Output all of the entries below precisely as written.

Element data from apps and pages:
=== Begin Enclosure ===

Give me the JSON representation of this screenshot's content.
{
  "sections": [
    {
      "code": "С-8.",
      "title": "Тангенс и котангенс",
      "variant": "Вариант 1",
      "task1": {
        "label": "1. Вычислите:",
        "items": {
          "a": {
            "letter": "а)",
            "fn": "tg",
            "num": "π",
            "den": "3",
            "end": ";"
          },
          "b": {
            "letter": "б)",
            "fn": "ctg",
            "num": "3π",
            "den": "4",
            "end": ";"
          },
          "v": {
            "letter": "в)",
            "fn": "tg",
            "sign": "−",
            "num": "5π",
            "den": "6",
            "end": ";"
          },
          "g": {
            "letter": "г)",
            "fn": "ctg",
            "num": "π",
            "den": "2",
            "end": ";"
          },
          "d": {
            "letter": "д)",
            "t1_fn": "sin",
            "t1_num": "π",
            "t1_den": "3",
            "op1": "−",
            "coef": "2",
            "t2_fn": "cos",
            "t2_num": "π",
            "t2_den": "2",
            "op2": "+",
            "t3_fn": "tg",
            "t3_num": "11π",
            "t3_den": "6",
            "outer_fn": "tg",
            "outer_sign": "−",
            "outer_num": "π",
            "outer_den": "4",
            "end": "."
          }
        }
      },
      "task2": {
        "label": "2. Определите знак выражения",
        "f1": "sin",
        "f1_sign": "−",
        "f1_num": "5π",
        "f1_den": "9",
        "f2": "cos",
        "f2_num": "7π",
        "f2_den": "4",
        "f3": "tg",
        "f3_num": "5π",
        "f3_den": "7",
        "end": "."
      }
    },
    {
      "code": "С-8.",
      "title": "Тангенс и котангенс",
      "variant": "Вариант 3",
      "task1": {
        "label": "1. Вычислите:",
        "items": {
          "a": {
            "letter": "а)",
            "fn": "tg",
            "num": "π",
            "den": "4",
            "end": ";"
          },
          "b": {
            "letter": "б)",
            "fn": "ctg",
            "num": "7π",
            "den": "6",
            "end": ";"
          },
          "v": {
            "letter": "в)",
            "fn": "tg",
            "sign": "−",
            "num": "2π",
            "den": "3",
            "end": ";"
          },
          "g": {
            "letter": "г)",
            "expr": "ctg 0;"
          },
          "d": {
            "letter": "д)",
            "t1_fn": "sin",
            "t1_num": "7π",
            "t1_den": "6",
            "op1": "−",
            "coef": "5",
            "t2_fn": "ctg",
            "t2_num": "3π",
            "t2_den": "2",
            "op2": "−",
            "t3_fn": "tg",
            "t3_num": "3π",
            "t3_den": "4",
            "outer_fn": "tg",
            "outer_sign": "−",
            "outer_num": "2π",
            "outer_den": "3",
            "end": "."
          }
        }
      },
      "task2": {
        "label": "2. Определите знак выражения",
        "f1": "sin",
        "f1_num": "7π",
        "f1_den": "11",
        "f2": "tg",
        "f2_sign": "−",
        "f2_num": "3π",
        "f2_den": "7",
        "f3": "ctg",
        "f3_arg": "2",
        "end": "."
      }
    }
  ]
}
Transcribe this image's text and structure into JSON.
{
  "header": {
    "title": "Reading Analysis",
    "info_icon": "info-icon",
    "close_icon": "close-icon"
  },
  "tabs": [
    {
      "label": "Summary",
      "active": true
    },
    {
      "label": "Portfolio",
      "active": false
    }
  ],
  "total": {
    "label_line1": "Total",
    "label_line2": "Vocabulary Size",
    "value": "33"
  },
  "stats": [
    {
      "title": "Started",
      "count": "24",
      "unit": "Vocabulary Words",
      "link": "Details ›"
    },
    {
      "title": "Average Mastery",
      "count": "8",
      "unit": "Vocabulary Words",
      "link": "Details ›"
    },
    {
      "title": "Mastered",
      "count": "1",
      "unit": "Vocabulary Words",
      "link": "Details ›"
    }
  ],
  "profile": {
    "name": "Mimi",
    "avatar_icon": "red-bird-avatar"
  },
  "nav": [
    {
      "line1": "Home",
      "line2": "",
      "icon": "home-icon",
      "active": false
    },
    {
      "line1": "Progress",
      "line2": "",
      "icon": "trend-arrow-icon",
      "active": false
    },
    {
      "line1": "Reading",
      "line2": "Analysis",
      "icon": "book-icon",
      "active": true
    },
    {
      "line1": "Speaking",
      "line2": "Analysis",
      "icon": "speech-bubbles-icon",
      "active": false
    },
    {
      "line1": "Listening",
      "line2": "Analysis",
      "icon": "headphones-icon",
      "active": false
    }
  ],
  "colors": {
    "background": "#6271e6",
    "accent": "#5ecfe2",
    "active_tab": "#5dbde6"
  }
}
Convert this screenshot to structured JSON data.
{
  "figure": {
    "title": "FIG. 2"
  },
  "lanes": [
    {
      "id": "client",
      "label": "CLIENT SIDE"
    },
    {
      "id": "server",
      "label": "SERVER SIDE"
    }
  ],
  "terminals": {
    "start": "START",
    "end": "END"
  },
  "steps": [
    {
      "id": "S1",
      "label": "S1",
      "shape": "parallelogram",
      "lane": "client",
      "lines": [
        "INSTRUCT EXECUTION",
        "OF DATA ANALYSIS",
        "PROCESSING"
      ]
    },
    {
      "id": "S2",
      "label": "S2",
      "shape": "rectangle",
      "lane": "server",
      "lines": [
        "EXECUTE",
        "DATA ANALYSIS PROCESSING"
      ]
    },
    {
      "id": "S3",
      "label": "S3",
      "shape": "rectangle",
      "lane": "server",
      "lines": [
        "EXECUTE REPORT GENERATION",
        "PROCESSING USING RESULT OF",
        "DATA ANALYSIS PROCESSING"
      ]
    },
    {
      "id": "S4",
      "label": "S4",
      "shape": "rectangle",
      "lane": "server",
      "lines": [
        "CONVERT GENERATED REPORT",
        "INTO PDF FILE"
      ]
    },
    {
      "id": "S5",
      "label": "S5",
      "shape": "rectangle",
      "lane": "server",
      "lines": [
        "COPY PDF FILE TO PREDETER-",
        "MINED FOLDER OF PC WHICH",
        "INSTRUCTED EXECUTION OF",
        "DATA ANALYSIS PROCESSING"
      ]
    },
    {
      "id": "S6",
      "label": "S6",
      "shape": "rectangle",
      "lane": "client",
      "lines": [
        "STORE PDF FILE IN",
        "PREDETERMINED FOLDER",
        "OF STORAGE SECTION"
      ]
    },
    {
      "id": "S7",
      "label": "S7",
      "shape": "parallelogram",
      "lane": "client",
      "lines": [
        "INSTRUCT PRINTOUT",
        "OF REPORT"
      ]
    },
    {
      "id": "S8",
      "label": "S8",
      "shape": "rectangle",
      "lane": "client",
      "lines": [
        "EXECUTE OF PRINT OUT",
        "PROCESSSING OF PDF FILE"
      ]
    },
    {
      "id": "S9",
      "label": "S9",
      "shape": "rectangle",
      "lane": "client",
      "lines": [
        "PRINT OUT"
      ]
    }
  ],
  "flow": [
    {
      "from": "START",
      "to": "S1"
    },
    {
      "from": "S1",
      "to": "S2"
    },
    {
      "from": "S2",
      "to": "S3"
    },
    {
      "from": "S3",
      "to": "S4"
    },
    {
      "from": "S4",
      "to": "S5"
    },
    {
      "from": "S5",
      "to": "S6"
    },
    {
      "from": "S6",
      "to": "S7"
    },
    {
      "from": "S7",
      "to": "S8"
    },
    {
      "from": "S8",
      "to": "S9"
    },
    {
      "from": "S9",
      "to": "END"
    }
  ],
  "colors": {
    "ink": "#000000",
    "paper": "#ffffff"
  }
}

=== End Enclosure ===

- RESPONSE BELOW
Give me the JSON representation of this screenshot's content.
{
  "sections": [
    {
      "code": "С-8.",
      "title": "Тангенс и котангенс",
      "variant": "Вариант 1",
      "task1": {
        "label": "1. Вычислите:",
        "items": {
          "a": {
            "letter": "а)",
            "fn": "tg",
            "num": "π",
            "den": "3",
            "end": ";"
          },
          "b": {
            "letter": "б)",
            "fn": "ctg",
            "num": "3π",
            "den": "4",
            "end": ";"
          },
          "v": {
            "letter": "в)",
            "fn": "tg",
            "sign": "−",
            "num": "5π",
            "den": "6",
            "end": ";"
          },
          "g": {
            "letter": "г)",
            "fn": "ctg",
            "num": "π",
            "den": "2",
            "end": ";"
          },
          "d": {
            "letter": "д)",
            "t1_fn": "sin",
            "t1_num": "π",
            "t1_den": "3",
            "op1": "−",
            "coef": "2",
            "t2_fn": "cos",
            "t2_num": "π",
            "t2_den": "2",
            "op2": "+",
            "t3_fn": "tg",
            "t3_num": "11π",
            "t3_den": "6",
            "outer_fn": "tg",
            "outer_sign": "−",
            "outer_num": "π",
            "outer_den": "4",
            "end": "."
          }
        }
      },
      "task2": {
        "label": "2. Определите знак выражения",
        "f1": "sin",
        "f1_sign": "−",
        "f1_num": "5π",
        "f1_den": "9",
        "f2": "cos",
        "f2_num": "7π",
        "f2_den": "4",
        "f3": "tg",
        "f3_num": "5π",
        "f3_den": "7",
        "end": "."
      }
    },
    {
      "code": "С-8.",
      "title": "Тангенс и котангенс",
      "variant": "Вариант 3",
      "task1": {
        "label": "1. Вычислите:",
        "items": {
          "a": {
            "letter": "а)",
            "fn": "tg",
            "num": "π",
            "den": "4",
            "end": ";"
          },
          "b": {
            "letter": "б)",
            "fn": "ctg",
            "num": "7π",
            "den": "6",
            "end": ";"
          },
          "v": {
            "letter": "в)",
            "fn": "tg",
            "sign": "−",
            "num": "2π",
            "den": "3",
            "end": ";"
          },
          "g": {
            "letter": "г)",
            "expr": "ctg 0;"
          },
          "d": {
            "letter": "д)",
            "t1_fn": "sin",
            "t1_num": "7π",
            "t1_den": "6",
            "op1": "−",
            "coef": "5",
            "t2_fn": "ctg",
            "t2_num": "3π",
            "t2_den": "2",
            "op2": "−",
            "t3_fn": "tg",
            "t3_num": "3π",
            "t3_den": "4",
            "outer_fn": "tg",
            "outer_sign": "−",
            "outer_num": "2π",
            "outer_den": "3",
            "end": "."
          }
        }
      },
      "task2": {
        "label": "2. Определите знак выражения",
        "f1": "sin",
        "f1_num": "7π",
        "f1_den": "11",
        "f2": "tg",
        "f2_sign": "−",
        "f2_num": "3π",
        "f2_den": "7",
        "f3": "ctg",
        "f3_arg": "2",
        "end": "."
      }
    }
  ]
}
Transcribe this image's text and structure into JSON.
{
  "header": {
    "title": "Reading Analysis",
    "info_icon": "info-icon",
    "close_icon": "close-icon"
  },
  "tabs": [
    {
      "label": "Summary",
      "active": true
    },
    {
      "label": "Portfolio",
      "active": false
    }
  ],
  "total": {
    "label_line1": "Total",
    "label_line2": "Vocabulary Size",
    "value": "33"
  },
  "stats": [
    {
      "title": "Started",
      "count": "24",
      "unit": "Vocabulary Words",
      "link": "Details ›"
    },
    {
      "title": "Average Mastery",
      "count": "8",
      "unit": "Vocabulary Words",
      "link": "Details ›"
    },
    {
      "title": "Mastered",
      "count": "1",
      "unit": "Vocabulary Words",
      "link": "Details ›"
    }
  ],
  "profile": {
    "name": "Mimi",
    "avatar_icon": "red-bird-avatar"
  },
  "nav": [
    {
      "line1": "Home",
      "line2": "",
      "icon": "home-icon",
      "active": false
    },
    {
      "line1": "Progress",
      "line2": "",
      "icon": "trend-arrow-icon",
      "active": false
    },
    {
      "line1": "Reading",
      "line2": "Analysis",
      "icon": "book-icon",
      "active": true
    },
    {
      "line1": "Speaking",
      "line2": "Analysis",
      "icon": "speech-bubbles-icon",
      "active": false
    },
    {
      "line1": "Listening",
      "line2": "Analysis",
      "icon": "headphones-icon",
      "active": false
    }
  ],
  "colors": {
    "background": "#6271e6",
    "accent": "#5ecfe2",
    "active_tab": "#5dbde6"
  }
}
Convert this screenshot to structured JSON data.
{
  "figure": {
    "title": "FIG. 2"
  },
  "lanes": [
    {
      "id": "client",
      "label": "CLIENT SIDE"
    },
    {
      "id": "server",
      "label": "SERVER SIDE"
    }
  ],
  "terminals": {
    "start": "START",
    "end": "END"
  },
  "steps": [
    {
      "id": "S1",
      "label": "S1",
      "shape": "parallelogram",
      "lane": "client",
      "lines": [
        "INSTRUCT EXECUTION",
        "OF DATA ANALYSIS",
        "PROCESSING"
      ]
    },
    {
      "id": "S2",
      "label": "S2",
      "shape": "rectangle",
      "lane": "server",
      "lines": [
        "EXECUTE",
        "DATA ANALYSIS PROCESSING"
      ]
    },
    {
      "id": "S3",
      "label": "S3",
      "shape": "rectangle",
      "lane": "server",
      "lines": [
        "EXECUTE REPORT GENERATION",
        "PROCESSING USING RESULT OF",
        "DATA ANALYSIS PROCESSING"
      ]
    },
    {
      "id": "S4",
      "label": "S4",
      "shape": "rectangle",
      "lane": "server",
      "lines": [
        "CONVERT GENERATED REPORT",
        "INTO PDF FILE"
      ]
    },
    {
      "id": "S5",
      "label": "S5",
      "shape": "rectangle",
      "lane": "server",
      "lines": [
        "COPY PDF FILE TO PREDETER-",
        "MINED FOLDER OF PC WHICH",
        "INSTRUCTED EXECUTION OF",
        "DATA ANALYSIS PROCESSING"
      ]
    },
    {
      "id": "S6",
      "label": "S6",
      "shape": "rectangle",
      "lane": "client",
      "lines": [
        "STORE PDF FILE IN",
        "PREDETERMINED FOLDER",
        "OF STORAGE SECTION"
      ]
    },
    {
      "id": "S7",
      "label": "S7",
      "shape": "parallelogram",
      "lane": "client",
      "lines": [
        "INSTRUCT PRINTOUT",
        "OF REPORT"
      ]
    },
    {
      "id": "S8",
      "label": "S8",
      "shape": "rectangle",
      "lane": "client",
      "lines": [
        "EXECUTE OF PRINT OUT",
        "PROCESSSING OF PDF FILE"
      ]
    },
    {
      "id": "S9",
      "label": "S9",
      "shape": "rectangle",
      "lane": "client",
      "lines": [
        "PRINT OUT"
      ]
    }
  ],
  "flow": [
    {
      "from": "START",
      "to": "S1"
    },
    {
      "from": "S1",
      "to": "S2"
    },
    {
      "from": "S2",
      "to": "S3"
    },
    {
      "from": "S3",
      "to": "S4"
    },
    {
      "from": "S4",
      "to": "S5"
    },
    {
      "from": "S5",
      "to": "S6"
    },
    {
      "from": "S6",
      "to": "S7"
    },
    {
      "from": "S7",
      "to": "S8"
    },
    {
      "from": "S8",
      "to": "S9"
    },
    {
      "from": "S9",
      "to": "END"
    }
  ],
  "colors": {
    "ink": "#000000",
    "paper": "#ffffff"
  }
}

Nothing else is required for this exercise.